At the time I’m writing this post, I’m in the middle of reading Valerian Albanov’s true-life survival story, In the Land of White Death. This cheery tale describes the mostly-fatal adventures of a group of sailors and hunters in the Arctic in 1914. After their ship was locked in ice for more than a year, they decided to leave the ship and try to make their way, via hand-made sleighs and hand-made kayaks and with minimal gear, across sea ice and open water to the nearest land. Did I mention they had only the most rudimentary maps and navigational aids, so they were never certain exactly where they were and which of the local islands really existed, and which were just explorers’ rumors?
Suffering from scurvy and snow blindness, infested with lice, they have just come within sight of land, only to find a big old glacier blocking their way.
Yeah, good times.
I am an armchair explorer because, as gripping as such stories are, I have no desire to experience them for myself. I have lived vicariously through Himalayan mountain climbs and Himalayan disasters (Jim Curran’s K2: Triumph and Tragedy and Jon Krakauer’s Into Thin Air). I read about such things, but I keep my own true-life hikes on a smaller scale.
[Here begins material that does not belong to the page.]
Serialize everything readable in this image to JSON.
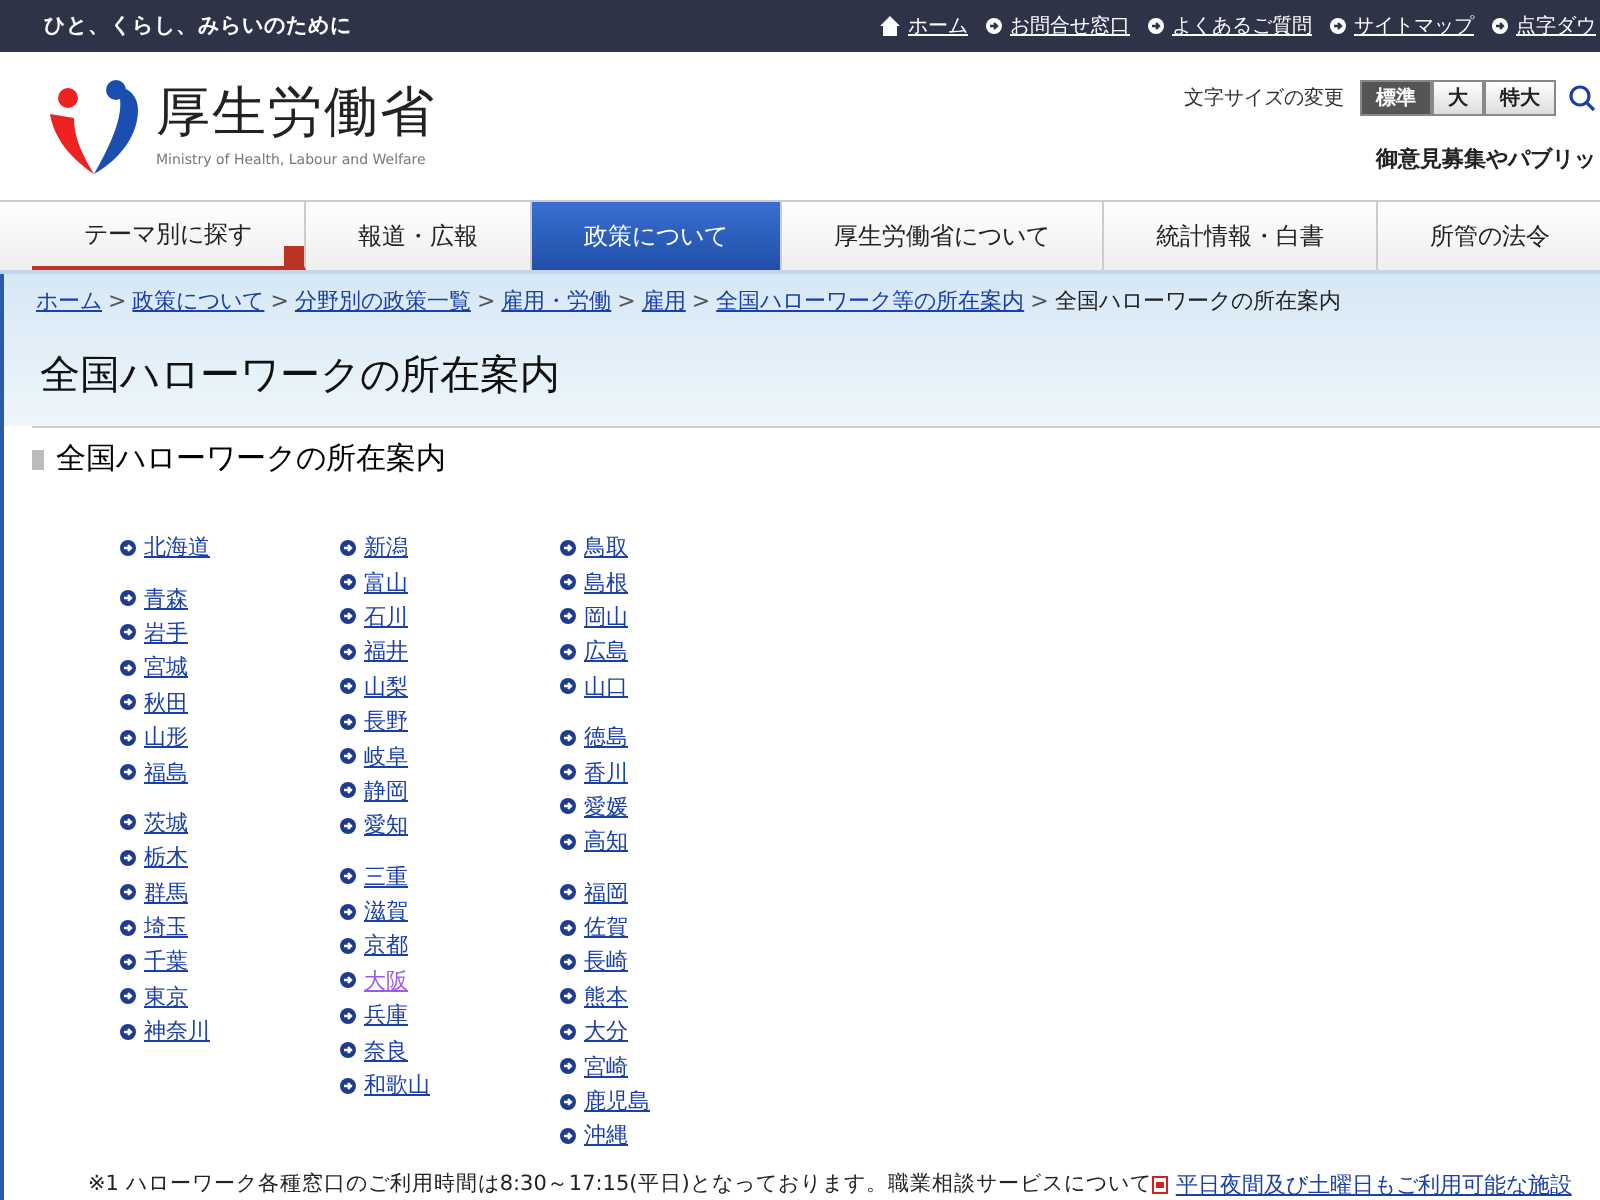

I will never know the thrill of reaching the North Pole or the summit of Everest, but neither will I lose my hands to frostbite, nor my companions to avalanche, hypoxia, or an overdose of polar-bear liver. Now I am trudging and paddling through a frigid wilderness, but I can shut Albanov’s book any time I want and raid a well-stocked refrigerator. In the Land of White Death reminds me to be grateful for things I currently take for granted: central heating, warm clothes, a full pantry, vermin-free clothes and bedding, fresh water at the turn of a faucet handle.